What you did see though was a lot of tourists – approximately 2 million tourists come to the country every year. From the moment we stepped foot into the capital of San José, to the beaches of the pacific, we were just a few more faces in crowds of countless Germans, Scandinavians, Australians, Canadians, Americans… But, tourists = money = development, and you saw that Costa Ricans had a much higher standard of living. Many Nicaraguans cross the border to come work in Costa Rica at low-paying jobs, and they send money back home, often to children and spouses they’ve left behind. Many people equate the relationship between Nicaragua and Costa Rica to that between Mexico and the United States.

I did enjoy Costa Rica – it was nice to see a place where the land was cared for and things like “customer service” weren’t just an afterthought. It was also great reuniting with my Swedish friend Mia who I hadn’t seen for over two years! We did a zip line canopy tour in the Cloud Forest, hung out at the beach, and even saw a leatherback sea turtle! On Christmas Eve enjoying a tropical drink :)

After Christmas, I headed from Costa Rica to Alaska. What a trip that was! I split it up into two days, so I wasn’t too jet-lagged. It was very nice to be able to see my family (including a new niece!) and friends again for New Years.

Alaska was as beautiful as ever, and I even go to see some snow! Being home, I relished in the little luxuries that I had always taken for granted before: hot water, potable tap water, carpets, wireless internet, a variety of food available at the grocery store… I definitely went through a bit of reverse culture shock when I first got back to the U.S., but I think my little Costa Rica trip sort of eased the transition a bit. The best part of being back in the U.S. was simply blending into the crowd. No one looked at me funny on the street, I didn’t get catcalls from rude men…I was surrounded by people who looked like me!
Above, the view from the flight into my town.
My family and I with Mt. Edgecumbe in the background.

I cooked my family a traditional Nicaraguan meal while I was home: red beans and rice, fried green plantains, steamed ripe plantains, steamed chayote squash, fresco cheese, avocado, corn tortilla and tomato and onion salad. I was giving them a preview of Nicaraguan food since they’re planning on visiting me this coming summer! My sister and I on a hike with our dog.

After I was in Alaska for a week, my family and I headed down to Portland, Oregon for my Grandma’s 90th birthday. It was a fun excuse to see family that had travelled from other states to celebrate together. My Grandma is an amazing woman. She is truly a world traveler. She picked up traveling after her husband died and has been to countless countries. Israel, China, Russia, South Africa, Egypt, Spain, France, Greece, Germany, Costa Rica, Philippines, Indonesia, Panama…and many more that I can’t remember. I’d love to have a list that long when I’m her age – and hopefully I can make it to 90 and still be as healthy as she is!

My cousins and I surrounding my Grandma with "spirit fingers"!

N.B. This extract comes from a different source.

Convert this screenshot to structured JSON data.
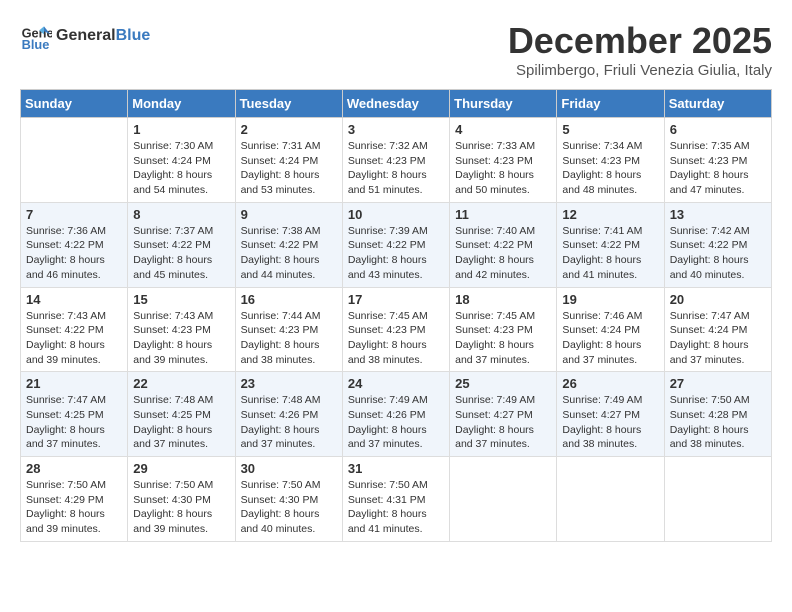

From Oregon, I returned to Nicaragua. This country is so small; on the flight from Houston to Managua I recognized like three people (an Embassy family and another Peace Corps volunteer). I just got in last night. It’s a little strange to be back and it will probably take me a couple weeks to fully adjust. I had to remember that you can’t throw toilet paper into the toilet bowl here…and I sort of miss hot showers, but oh well, my time here is so short (I have 14 months left) and those things won’t be bothering me in a few days.
More updates soon when I get back into the swing of things here. The new group of Peace Corps health volunteers comes next week! It was one year ago on January 22nd that my health group arrived! What a fast and crazy ride this past year has been…